"In this WNBL life you know for six months you'll be playing, it might be for a different team the next season but you'll still be playing, that's your life and that's what you do. Now it's suddenly 'holy s***, what am I going to do now I stop playing and it's not my choice, when I'm not ready and I don't have a plan'.

"I get emotional because who am I? I've always been Kate Gaze, basketball player. This is my life now and it's so unrecognisable.

"I've felt isolated, embarrassed. Your sense of purpose and identity is lost.

"It feels like I've lost all my friends, which is not true a lot of them are playing all over the world and those who have retired are living their lives, but it really is like you're grieving a huge part of your life that ended abruptly.

"It's still so hard to come to terms with."

The basketball bombshell also had physical and mental aspects for the veteran guard with the deadly three-point shot.

"I was training every day, feeling good and looking fit to all of a sudden not playing. I feel like I've got nothing to work towards so the motivation isn't there to get to the gym or do anything then you feel even worse because you put on a little weight," she says.

"We get told our whole life not to attach our worth to being an athlete but it's literally what we do and think about every second of our day. It's what we eat and where we go. Every part of your life revolves around basketball whether you're a development player, No.10 on the team or the superstar.

"When all of a sudden that stops, your purpose changes so much."

As a teenager, Gaze played for the AIS in three WNBL seasons before heading to the US on a college scholarship at Saint Mary's.

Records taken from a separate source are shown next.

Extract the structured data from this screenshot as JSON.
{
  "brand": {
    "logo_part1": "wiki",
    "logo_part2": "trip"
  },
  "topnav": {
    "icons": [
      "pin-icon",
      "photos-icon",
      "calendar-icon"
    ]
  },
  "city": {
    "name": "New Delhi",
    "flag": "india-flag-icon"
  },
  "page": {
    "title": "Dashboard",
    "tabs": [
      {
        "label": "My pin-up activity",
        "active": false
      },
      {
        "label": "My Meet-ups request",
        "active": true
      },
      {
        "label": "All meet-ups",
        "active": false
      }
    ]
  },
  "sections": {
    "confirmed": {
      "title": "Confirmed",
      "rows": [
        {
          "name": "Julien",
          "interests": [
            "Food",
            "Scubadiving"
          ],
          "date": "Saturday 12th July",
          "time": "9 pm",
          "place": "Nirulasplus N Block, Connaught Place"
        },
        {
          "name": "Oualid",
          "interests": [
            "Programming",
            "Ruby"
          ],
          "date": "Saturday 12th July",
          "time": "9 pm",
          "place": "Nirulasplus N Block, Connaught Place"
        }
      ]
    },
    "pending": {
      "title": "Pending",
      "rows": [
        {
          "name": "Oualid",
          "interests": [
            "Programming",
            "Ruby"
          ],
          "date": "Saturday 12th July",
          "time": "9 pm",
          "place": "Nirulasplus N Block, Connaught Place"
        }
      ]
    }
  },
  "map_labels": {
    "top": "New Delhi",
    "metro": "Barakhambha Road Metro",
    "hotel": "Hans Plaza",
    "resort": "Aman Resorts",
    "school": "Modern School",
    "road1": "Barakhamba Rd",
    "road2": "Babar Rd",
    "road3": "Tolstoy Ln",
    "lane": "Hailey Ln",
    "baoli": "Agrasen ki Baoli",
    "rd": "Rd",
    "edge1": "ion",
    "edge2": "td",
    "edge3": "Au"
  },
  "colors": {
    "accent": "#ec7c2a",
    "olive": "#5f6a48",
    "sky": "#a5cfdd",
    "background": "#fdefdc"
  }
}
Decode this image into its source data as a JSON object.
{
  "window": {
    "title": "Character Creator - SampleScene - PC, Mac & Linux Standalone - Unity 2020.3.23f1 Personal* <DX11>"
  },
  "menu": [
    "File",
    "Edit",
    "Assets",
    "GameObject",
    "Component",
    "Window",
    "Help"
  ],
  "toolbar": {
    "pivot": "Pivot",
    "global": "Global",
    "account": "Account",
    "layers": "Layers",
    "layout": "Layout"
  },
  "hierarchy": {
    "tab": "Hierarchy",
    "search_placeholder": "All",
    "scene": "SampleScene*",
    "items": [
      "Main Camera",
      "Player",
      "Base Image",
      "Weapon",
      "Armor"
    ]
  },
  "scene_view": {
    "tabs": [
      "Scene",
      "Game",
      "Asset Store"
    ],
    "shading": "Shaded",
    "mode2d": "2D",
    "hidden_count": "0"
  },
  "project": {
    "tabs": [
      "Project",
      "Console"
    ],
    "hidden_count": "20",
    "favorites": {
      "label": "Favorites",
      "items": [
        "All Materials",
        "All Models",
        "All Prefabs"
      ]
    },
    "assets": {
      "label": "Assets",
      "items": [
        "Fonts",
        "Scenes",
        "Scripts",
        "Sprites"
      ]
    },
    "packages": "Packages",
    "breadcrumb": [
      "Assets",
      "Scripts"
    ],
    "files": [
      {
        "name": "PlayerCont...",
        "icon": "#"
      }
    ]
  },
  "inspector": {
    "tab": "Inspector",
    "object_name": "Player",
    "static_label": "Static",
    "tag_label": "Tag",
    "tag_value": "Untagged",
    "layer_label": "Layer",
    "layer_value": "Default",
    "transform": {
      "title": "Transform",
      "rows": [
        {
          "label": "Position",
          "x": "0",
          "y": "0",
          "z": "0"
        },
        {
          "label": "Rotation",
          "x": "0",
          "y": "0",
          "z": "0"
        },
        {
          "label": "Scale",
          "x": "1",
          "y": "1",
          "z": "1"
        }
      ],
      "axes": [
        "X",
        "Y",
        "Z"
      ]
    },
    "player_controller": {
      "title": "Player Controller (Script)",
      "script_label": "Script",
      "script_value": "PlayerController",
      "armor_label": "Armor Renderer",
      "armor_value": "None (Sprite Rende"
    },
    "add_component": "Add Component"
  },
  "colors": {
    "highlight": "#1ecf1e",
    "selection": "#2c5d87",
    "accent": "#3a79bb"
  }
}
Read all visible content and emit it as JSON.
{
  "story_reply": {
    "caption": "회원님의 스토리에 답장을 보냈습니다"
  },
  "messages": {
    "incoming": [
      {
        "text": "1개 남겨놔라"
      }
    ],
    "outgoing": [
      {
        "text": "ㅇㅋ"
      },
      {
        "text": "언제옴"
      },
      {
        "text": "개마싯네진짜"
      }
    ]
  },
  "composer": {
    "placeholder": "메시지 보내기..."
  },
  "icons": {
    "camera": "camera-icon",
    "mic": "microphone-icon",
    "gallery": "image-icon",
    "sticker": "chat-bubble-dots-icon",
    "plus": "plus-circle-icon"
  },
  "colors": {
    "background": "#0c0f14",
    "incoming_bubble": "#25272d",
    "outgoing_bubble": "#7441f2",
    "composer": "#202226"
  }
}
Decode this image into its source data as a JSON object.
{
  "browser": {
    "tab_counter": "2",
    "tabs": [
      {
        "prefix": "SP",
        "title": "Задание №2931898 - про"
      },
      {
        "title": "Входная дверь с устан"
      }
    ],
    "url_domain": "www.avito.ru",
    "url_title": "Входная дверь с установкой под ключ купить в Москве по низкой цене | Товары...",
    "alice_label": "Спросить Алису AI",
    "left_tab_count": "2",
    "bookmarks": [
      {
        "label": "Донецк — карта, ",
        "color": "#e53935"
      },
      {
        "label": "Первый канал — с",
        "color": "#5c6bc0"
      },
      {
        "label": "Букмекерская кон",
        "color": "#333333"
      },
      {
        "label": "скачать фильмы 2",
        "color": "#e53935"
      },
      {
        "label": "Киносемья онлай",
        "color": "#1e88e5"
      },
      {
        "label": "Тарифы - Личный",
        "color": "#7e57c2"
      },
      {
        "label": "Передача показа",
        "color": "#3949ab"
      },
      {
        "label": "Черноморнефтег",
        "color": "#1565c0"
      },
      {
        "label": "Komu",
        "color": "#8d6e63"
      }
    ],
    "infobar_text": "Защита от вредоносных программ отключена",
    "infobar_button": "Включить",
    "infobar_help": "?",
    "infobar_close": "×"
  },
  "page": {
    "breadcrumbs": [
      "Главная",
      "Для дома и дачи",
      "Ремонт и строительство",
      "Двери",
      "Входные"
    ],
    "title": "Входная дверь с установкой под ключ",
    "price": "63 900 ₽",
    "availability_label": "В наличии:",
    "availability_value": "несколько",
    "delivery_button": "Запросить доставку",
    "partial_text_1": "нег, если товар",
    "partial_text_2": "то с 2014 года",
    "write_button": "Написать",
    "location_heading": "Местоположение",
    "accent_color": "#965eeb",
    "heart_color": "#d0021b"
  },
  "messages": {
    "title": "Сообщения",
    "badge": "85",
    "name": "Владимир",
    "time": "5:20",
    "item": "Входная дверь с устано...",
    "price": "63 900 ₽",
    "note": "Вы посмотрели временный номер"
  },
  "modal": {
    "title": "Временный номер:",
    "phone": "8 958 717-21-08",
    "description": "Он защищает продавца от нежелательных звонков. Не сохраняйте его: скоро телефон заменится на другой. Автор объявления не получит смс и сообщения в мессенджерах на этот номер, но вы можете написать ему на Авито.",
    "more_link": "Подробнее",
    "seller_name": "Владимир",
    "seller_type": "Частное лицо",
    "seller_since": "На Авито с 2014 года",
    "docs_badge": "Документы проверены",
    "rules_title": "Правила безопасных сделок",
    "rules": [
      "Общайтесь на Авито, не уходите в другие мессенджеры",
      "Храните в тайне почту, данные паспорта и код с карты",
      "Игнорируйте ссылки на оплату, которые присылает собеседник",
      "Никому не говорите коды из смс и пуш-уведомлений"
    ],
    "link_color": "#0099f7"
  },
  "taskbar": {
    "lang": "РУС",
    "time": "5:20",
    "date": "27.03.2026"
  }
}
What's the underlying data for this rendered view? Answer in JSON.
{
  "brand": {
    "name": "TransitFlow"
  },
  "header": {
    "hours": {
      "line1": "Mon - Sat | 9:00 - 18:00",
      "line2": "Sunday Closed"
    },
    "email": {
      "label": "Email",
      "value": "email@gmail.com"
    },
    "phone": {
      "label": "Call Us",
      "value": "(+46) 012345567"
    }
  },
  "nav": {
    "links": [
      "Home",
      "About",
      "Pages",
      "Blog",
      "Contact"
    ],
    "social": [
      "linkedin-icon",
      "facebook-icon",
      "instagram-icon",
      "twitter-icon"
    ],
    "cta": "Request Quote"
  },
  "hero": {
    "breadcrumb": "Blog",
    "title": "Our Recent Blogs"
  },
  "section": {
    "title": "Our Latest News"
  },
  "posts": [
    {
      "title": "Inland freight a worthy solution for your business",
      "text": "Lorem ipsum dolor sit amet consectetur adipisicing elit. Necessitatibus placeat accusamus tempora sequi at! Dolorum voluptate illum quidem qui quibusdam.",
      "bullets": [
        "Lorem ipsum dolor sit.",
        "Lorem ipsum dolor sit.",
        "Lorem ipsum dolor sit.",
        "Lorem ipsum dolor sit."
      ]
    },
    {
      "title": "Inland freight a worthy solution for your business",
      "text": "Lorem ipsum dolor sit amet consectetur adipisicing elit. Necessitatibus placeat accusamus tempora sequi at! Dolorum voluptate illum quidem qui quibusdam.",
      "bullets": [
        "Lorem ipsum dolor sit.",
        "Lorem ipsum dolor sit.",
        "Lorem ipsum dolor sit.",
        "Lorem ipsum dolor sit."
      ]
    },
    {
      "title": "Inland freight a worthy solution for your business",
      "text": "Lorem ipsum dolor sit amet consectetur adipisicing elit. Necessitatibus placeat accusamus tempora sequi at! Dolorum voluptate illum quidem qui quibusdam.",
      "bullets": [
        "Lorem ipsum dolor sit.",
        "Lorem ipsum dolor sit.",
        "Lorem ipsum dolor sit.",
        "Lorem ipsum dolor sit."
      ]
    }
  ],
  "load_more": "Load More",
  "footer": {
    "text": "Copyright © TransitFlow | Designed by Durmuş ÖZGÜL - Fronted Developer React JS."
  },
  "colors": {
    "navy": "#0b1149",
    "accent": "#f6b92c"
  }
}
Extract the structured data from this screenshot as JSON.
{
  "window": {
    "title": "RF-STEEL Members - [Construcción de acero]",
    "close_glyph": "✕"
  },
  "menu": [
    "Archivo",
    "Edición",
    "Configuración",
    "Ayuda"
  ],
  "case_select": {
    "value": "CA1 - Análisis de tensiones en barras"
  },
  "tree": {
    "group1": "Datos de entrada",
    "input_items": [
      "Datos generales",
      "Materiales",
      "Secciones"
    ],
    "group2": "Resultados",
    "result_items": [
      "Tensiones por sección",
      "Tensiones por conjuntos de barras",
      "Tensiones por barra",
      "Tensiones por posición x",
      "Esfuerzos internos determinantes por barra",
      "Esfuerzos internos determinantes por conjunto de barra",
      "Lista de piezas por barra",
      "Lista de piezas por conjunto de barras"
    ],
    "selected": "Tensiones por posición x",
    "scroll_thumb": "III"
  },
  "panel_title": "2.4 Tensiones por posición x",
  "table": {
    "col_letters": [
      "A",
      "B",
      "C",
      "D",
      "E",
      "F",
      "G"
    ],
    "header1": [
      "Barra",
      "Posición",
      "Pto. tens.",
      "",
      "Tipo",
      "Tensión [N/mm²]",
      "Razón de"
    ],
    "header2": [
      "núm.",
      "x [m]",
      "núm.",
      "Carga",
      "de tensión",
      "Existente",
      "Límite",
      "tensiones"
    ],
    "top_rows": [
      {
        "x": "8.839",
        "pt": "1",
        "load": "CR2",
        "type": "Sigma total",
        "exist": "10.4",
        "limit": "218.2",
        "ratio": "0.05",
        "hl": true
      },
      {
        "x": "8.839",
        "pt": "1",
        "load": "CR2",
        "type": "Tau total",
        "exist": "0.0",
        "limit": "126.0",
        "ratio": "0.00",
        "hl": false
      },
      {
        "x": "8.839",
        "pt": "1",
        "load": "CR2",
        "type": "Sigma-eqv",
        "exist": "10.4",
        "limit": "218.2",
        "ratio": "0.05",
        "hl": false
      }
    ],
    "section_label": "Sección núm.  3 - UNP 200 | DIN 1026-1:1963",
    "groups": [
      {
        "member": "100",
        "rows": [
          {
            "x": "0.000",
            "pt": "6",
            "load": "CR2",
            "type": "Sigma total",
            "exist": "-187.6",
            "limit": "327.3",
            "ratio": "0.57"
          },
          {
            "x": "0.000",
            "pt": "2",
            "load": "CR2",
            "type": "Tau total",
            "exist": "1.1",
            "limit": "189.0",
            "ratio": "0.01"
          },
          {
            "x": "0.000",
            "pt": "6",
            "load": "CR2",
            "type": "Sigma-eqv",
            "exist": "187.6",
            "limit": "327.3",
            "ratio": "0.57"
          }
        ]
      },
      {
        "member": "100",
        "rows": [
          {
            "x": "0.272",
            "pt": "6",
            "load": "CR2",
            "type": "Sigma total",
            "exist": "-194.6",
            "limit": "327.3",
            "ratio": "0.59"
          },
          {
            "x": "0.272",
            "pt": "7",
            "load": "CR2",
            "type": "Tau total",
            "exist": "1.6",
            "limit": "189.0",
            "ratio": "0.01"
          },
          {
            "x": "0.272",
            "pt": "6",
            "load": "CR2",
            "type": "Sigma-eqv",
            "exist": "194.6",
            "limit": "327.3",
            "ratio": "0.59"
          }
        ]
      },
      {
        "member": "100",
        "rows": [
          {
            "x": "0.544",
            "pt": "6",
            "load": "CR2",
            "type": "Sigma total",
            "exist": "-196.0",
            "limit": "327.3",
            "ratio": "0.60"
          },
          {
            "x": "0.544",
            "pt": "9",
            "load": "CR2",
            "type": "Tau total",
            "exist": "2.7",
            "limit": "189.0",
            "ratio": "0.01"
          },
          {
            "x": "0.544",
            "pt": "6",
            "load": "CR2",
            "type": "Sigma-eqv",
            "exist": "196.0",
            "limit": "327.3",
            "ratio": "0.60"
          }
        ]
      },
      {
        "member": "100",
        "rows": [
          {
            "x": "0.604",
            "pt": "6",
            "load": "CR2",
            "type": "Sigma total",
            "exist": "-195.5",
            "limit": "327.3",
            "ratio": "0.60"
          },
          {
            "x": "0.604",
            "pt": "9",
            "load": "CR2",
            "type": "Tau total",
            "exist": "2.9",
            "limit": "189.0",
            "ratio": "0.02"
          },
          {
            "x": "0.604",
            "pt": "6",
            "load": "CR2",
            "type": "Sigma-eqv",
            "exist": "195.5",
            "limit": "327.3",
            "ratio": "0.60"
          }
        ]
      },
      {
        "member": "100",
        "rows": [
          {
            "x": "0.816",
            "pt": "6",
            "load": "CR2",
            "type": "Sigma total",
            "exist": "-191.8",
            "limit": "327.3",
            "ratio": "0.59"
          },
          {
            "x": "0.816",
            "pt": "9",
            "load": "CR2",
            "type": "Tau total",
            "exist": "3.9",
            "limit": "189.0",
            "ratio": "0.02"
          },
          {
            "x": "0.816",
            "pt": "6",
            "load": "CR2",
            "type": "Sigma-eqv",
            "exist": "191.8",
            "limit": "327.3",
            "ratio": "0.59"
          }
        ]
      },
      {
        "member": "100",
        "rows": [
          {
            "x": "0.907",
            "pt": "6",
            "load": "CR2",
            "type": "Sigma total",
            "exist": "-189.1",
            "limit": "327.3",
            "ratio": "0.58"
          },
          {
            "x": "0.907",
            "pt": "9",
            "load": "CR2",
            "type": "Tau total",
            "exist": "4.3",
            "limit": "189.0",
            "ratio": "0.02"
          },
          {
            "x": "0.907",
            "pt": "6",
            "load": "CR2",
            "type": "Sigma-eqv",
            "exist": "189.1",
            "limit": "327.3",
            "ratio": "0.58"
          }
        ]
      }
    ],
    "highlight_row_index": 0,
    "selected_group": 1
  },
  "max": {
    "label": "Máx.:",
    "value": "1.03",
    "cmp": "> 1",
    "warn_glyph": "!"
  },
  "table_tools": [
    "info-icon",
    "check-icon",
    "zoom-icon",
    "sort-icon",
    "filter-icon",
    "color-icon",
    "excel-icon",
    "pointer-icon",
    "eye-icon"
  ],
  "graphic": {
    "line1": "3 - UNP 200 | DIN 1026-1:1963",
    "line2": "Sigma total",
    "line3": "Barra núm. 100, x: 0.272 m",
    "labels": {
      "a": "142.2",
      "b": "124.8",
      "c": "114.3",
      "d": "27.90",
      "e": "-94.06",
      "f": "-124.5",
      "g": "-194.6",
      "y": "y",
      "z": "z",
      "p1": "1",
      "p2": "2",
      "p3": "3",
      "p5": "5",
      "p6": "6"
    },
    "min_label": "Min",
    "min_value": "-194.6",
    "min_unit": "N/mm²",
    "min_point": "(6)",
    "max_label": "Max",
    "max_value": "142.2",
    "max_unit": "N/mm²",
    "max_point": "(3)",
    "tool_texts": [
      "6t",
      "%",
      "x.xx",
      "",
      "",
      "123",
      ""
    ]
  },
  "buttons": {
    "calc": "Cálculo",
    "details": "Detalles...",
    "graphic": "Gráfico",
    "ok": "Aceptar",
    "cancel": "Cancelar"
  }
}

She completed a business degree and a masters in sports management and when she returned home to play in Australia throughout the next decade worked casual or part time jobs.

"When I came back here and we were playing for $5000 for a six-month contract and yes, they give us a car and somewhere to live but you need to make some money. Some of my teammates didn't work and relied on family or waiting tables. Working all day on your feet isn't ideal," Gaze says.

"Initially when you're in the WNBL and finding your way the first few years, you can probably get away with not working if you've got support from your family. Once you've become a player who's been in the league a few years, you're not making the big bucks but you're not a first-year player there is some pressure that you're not earning enough, you're getting older and have more responsibilities.

"Some of my best memories and friends I've made have been from playing in the league but at the same time you're not helping yourself establish a life later on."

Two months ago, Gaze moved from Melbourne to Townsville, where she previously won two WNBL titles with the Fire, to be with partner Jeff on his family property at Ayr, just over an hour south of Townsville.

She commutes to town each day to work in her HR role with Townsville City Council and is trying her hand at sideline commentary during Townsville's streamed games on 9 Now.

A matter of weeks ago Gaze felt she wouldn't be able to watch basketball because her exit felt so raw but reporting from courtside has changed her mindset.

On the verge of 200 games, Gaze hasn't given up hope on playing in the league she loves again.

But for now, she is courageously living her new chapter. Riding horses, sporting a brand spanking new Akubra and caring for 10 dogs.

After her interview with ESPN, she sends a text message.

"Just finished bottle feeding a three-day old calf who couldn't' feed from her Mum. Getting her to drink has been hard and takes a while. I'm sweating bullets! Continually asking myself who I am!"

For the majority of her life, Kate Gaze has been Kate Gaze the basketballer and while she can still be that she is discovering she is so much more.